» Task directions
Isolate every line in the records below with "miles" in it.

====== Provided records ======

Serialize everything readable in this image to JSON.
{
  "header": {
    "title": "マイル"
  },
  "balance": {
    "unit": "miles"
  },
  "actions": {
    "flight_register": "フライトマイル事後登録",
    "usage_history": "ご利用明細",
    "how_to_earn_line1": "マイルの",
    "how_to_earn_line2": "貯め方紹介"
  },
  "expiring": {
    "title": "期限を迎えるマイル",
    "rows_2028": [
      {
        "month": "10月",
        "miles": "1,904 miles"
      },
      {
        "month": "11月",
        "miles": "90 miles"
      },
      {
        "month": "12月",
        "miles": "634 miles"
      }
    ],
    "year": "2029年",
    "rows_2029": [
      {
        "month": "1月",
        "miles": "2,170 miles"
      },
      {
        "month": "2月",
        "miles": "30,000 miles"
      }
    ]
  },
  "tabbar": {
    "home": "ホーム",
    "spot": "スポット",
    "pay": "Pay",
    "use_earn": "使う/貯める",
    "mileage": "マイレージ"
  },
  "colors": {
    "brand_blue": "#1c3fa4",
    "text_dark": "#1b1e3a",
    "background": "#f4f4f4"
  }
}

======

» Task solution
    "unit": "miles"
        "miles": "1,904 miles"
        "miles": "90 miles"
        "miles": "634 miles"
        "miles": "2,170 miles"
        "miles": "30,000 miles"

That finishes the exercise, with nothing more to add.